» **TASK DESCRIPTION**
Return every entry exactly as written.
**** DATA PROVIDED
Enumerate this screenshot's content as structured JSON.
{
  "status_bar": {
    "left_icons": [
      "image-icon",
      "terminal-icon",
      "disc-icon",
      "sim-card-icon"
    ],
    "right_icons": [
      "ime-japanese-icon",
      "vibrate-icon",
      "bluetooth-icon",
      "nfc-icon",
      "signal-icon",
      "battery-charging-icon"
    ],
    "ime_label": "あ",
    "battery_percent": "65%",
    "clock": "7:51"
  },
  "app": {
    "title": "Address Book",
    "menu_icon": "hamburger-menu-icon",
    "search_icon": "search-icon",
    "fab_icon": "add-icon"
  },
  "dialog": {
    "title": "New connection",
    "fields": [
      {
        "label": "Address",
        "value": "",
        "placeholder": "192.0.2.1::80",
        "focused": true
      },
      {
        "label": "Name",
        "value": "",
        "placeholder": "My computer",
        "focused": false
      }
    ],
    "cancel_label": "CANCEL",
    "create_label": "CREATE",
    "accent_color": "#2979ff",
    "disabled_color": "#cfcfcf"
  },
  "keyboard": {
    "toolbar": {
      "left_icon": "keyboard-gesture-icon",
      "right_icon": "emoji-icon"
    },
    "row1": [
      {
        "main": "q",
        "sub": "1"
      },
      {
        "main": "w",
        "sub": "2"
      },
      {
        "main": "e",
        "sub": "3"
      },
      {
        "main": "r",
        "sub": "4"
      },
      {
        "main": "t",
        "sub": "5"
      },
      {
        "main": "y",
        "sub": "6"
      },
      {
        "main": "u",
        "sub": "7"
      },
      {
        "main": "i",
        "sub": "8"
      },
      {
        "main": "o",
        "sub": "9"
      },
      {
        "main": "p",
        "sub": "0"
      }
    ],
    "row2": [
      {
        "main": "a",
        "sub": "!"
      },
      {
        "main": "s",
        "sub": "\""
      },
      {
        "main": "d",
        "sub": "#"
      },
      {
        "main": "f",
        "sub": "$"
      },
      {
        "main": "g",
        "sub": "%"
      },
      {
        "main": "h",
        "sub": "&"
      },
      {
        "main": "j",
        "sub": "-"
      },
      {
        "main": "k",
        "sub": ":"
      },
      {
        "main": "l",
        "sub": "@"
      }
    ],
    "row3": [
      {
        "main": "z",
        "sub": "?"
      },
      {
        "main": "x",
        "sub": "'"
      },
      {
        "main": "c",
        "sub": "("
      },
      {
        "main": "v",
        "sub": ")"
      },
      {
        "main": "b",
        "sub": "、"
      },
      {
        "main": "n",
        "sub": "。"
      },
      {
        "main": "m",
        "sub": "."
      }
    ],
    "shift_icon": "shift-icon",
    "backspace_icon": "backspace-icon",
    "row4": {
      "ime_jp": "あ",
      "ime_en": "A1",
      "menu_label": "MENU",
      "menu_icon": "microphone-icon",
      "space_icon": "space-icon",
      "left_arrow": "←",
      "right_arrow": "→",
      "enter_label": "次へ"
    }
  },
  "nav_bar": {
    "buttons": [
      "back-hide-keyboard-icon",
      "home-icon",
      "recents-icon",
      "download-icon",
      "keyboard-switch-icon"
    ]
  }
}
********
» **OUTPUT FOR THIS TASK**
Enumerate this screenshot's content as structured JSON.
{
  "status_bar": {
    "left_icons": [
      "image-icon",
      "terminal-icon",
      "disc-icon",
      "sim-card-icon"
    ],
    "right_icons": [
      "ime-japanese-icon",
      "vibrate-icon",
      "bluetooth-icon",
      "nfc-icon",
      "signal-icon",
      "battery-charging-icon"
    ],
    "ime_label": "あ",
    "battery_percent": "65%",
    "clock": "7:51"
  },
  "app": {
    "title": "Address Book",
    "menu_icon": "hamburger-menu-icon",
    "search_icon": "search-icon",
    "fab_icon": "add-icon"
  },
  "dialog": {
    "title": "New connection",
    "fields": [
      {
        "label": "Address",
        "value": "",
        "placeholder": "192.0.2.1::80",
        "focused": true
      },
      {
        "label": "Name",
        "value": "",
        "placeholder": "My computer",
        "focused": false
      }
    ],
    "cancel_label": "CANCEL",
    "create_label": "CREATE",
    "accent_color": "#2979ff",
    "disabled_color": "#cfcfcf"
  },
  "keyboard": {
    "toolbar": {
      "left_icon": "keyboard-gesture-icon",
      "right_icon": "emoji-icon"
    },
    "row1": [
      {
        "main": "q",
        "sub": "1"
      },
      {
        "main": "w",
        "sub": "2"
      },
      {
        "main": "e",
        "sub": "3"
      },
      {
        "main": "r",
        "sub": "4"
      },
      {
        "main": "t",
        "sub": "5"
      },
      {
        "main": "y",
        "sub": "6"
      },
      {
        "main": "u",
        "sub": "7"
      },
      {
        "main": "i",
        "sub": "8"
      },
      {
        "main": "o",
        "sub": "9"
      },
      {
        "main": "p",
        "sub": "0"
      }
    ],
    "row2": [
      {
        "main": "a",
        "sub": "!"
      },
      {
        "main": "s",
        "sub": "\""
      },
      {
        "main": "d",
        "sub": "#"
      },
      {
        "main": "f",
        "sub": "$"
      },
      {
        "main": "g",
        "sub": "%"
      },
      {
        "main": "h",
        "sub": "&"
      },
      {
        "main": "j",
        "sub": "-"
      },
      {
        "main": "k",
        "sub": ":"
      },
      {
        "main": "l",
        "sub": "@"
      }
    ],
    "row3": [
      {
        "main": "z",
        "sub": "?"
      },
      {
        "main": "x",
        "sub": "'"
      },
      {
        "main": "c",
        "sub": "("
      },
      {
        "main": "v",
        "sub": ")"
      },
      {
        "main": "b",
        "sub": "、"
      },
      {
        "main": "n",
        "sub": "。"
      },
      {
        "main": "m",
        "sub": "."
      }
    ],
    "shift_icon": "shift-icon",
    "backspace_icon": "backspace-icon",
    "row4": {
      "ime_jp": "あ",
      "ime_en": "A1",
      "menu_label": "MENU",
      "menu_icon": "microphone-icon",
      "space_icon": "space-icon",
      "left_arrow": "←",
      "right_arrow": "→",
      "enter_label": "次へ"
    }
  },
  "nav_bar": {
    "buttons": [
      "back-hide-keyboard-icon",
      "home-icon",
      "recents-icon",
      "download-icon",
      "keyboard-switch-icon"
    ]
  }
}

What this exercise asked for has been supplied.